How to Write Citations

Using proper citation style is usually a requirement for any written assignments and publications. Keeping track of your sources using the appropriate style will help save time and effort looking things up again later.
  • Copyright
  • Plagiarism
  • Library
  • Writing
  • Research

It's important to give credit whenever you quote somebody, borrow a concept or idea, or use somebody's research findings or other types of work — including charts, diagrams, photographs, etc.

Citing sources helps you:

  • Show that your work is based on credible research.
  • Avoid accusations of plagiarism or "stealing" ideas.
  • Give credit to authors and creators.
  • Help readers look up your sources to use or verify.

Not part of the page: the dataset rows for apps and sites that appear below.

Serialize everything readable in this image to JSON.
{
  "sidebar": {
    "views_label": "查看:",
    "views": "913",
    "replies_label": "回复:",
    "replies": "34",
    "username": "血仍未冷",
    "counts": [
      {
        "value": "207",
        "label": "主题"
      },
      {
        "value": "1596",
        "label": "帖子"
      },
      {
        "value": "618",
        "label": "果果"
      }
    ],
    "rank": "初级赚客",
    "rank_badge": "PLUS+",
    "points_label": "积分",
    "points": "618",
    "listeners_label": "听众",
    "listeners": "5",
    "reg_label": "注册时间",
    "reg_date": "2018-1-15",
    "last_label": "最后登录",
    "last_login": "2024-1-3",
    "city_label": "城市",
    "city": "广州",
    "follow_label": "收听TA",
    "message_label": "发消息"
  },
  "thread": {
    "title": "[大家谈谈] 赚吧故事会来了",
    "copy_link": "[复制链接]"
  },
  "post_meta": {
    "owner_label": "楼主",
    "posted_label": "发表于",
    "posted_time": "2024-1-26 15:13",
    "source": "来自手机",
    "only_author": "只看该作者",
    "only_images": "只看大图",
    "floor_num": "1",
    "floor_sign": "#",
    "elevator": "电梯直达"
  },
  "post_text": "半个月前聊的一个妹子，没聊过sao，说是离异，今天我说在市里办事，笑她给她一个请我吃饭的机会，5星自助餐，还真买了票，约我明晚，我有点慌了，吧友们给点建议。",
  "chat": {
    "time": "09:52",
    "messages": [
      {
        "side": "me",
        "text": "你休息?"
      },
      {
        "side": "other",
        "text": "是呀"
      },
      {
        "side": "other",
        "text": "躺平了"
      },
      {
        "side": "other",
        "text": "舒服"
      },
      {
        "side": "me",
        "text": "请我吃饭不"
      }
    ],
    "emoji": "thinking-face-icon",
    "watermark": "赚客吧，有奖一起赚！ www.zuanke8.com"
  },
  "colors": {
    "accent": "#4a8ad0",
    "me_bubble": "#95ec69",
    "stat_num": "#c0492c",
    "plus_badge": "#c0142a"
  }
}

Using proper citation style is usually a requirement for any written assignments and publications. Keeping track of your sources using the appropriate style will help save time and effort looking things up again later.

Style guides also include rules for formatting your text, including title pages and bibliographies. Ask your instructor or a librarian if you're not sure which style to use.

APA American Psychological Association

APA is the most common citation style in social science courses and health and human services programs at CNC.

MLA Modern Language Association

MLA is the most common citation style in humanities, including English literature, arts, and philosophy.

Turabian/Chicago Manual of Style

The Chicago Manual of Style (CMOS) is a common style guide in publishing, used at CNC for technical writing and some history courses.

Vancouver Style (ICMJE Uniform Requirements)

American Anthropological Association (AAA) Style

American Chemical Society (ACS) Style

American Medical Association (AMA) Style

Note, this style is similar to ICMJE Uniform Requirements (Vancouver Style) above.

American Sociological Association (ASA) Style

Council of Science Editors (CSE/CBE) Style

Society for American Archaeology (SAA) Style

More Style Guides